Julius Peter Oyet is a powerful and well-connected conservative evangelical Christian leader in Uganda who has used his ties to President Yoweri Museveni and other government officials, and his leadership positions within conservative evangelical networks, to encourage the demonization and persecution of LGBTI people.
David Bahati, the Ugandan legislator who sponsored the Anti-Homosexuality Bill, named Oyet to a task force in 2009 to seek funds for anti-LGBTI activism in Uganda and to mobilize support for the bill. In discussing the legislation, Oyet insisted that “it is not Uganda that is putting a death penalty on homosexuals. It is God and his word.” He has taken credit for helping to conceive and lobby for the legislation.
In April 2011, Oyet worked alongside Martin Ssempa—another well-known Ugandan religious leader and key figure behind the Anti-Homosexuality Bill—to generate support for a petition warning that advocates for LGBTI rights were recruiting youth to engage in homosexual acts. Claiming that the petition had two million signatures, Ssempa and Oyet presented it to the Speaker of Uganda’s Parliament, Edward Kiwanuka Ssekandi, who is now the country’s vice president. “We cannot allow one of the top pillars of our culture and civilization to crumble,” Oyet warned.
Oyet is a key leader of Born Again Faith—Uganda. The association claims that “born-again Christians” constitute 12 percent of Uganda’s population of about 35 million people, and that its goal is to double the number of evangelical churches in Uganda by 2020. One of its “core doctrinal values” is that “we must firmly stand against and denounce homosexuality, adultery, sexual perversion, [and] scientific interference with natural human progeny.” Oyet has called for the imprisonment and possible execution of “practicing homosexuals” and has said that “even animals are wiser than homosexuals.”

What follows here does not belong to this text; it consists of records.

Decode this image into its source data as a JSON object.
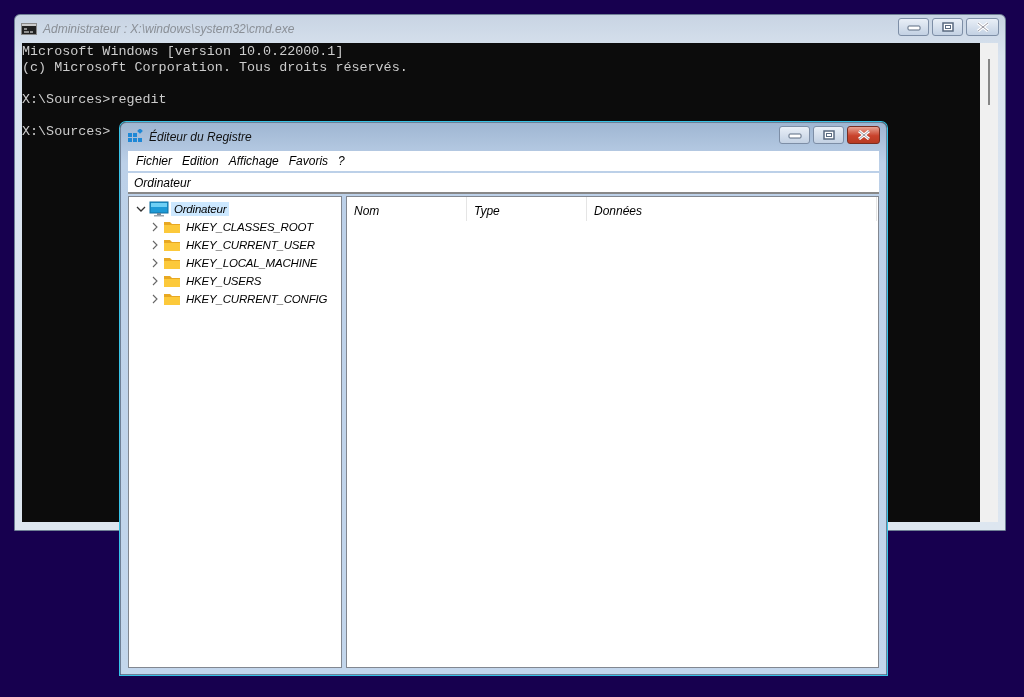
{
  "console_window": {
    "title": "Administrateur : X:\\windows\\system32\\cmd.exe",
    "active": false,
    "lines": [
      {
        "text": "Microsoft Windows [version 10.0.22000.1]",
        "blank_before": false
      },
      {
        "text": "(c) Microsoft Corporation. Tous droits réservés.",
        "blank_before": false
      },
      {
        "text": "X:\\Sources>regedit",
        "blank_before": true
      },
      {
        "text": "X:\\Sources>",
        "blank_before": true
      }
    ]
  },
  "registry_window": {
    "title": "Éditeur du Registre",
    "active": true,
    "menu": [
      "Fichier",
      "Edition",
      "Affichage",
      "Favoris",
      "?"
    ],
    "address": "Ordinateur",
    "tree": [
      {
        "label": "Ordinateur",
        "kind": "computer",
        "expanded": true,
        "selected": true,
        "children": [
          {
            "label": "HKEY_CLASSES_ROOT",
            "kind": "folder",
            "expanded": false,
            "selected": false
          },
          {
            "label": "HKEY_CURRENT_USER",
            "kind": "folder",
            "expanded": false,
            "selected": false
          },
          {
            "label": "HKEY_LOCAL_MACHINE",
            "kind": "folder",
            "expanded": false,
            "selected": false
          },
          {
            "label": "HKEY_USERS",
            "kind": "folder",
            "expanded": false,
            "selected": false
          },
          {
            "label": "HKEY_CURRENT_CONFIG",
            "kind": "folder",
            "expanded": false,
            "selected": false
          }
        ]
      }
    ],
    "columns": [
      "Nom",
      "Type",
      "Données"
    ]
  }
}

Though Oyet often wears the purple liturgical garments traditionally worn by consecrated Anglican bishops, his religious and political authority comes from his ties to the New Apostolic Reformation (NAR). An NAR “apostle,” Oyet is president of the College of Prayer Uganda, part of a global network of similar NAR colleges, and he travels frequently to the United States to speak in churches, train leaders of the movement, and raise funds for his work in Africa.
In his role as an apostle, Oyet ordained Christine Ondoa as a pastor in his Life Line Ministries network. Odnoa, who is also a pediatrician, has claimed that HIV/AIDS can be cured through prayer. She was named Uganda’s minister of health in 2011, and Museveni named her the director general of the Ugandan AIDS Commission in 2014.
For more details, see American Culture Warriors in Africa: A Guide to the Exporters of Homophobia and Sexism.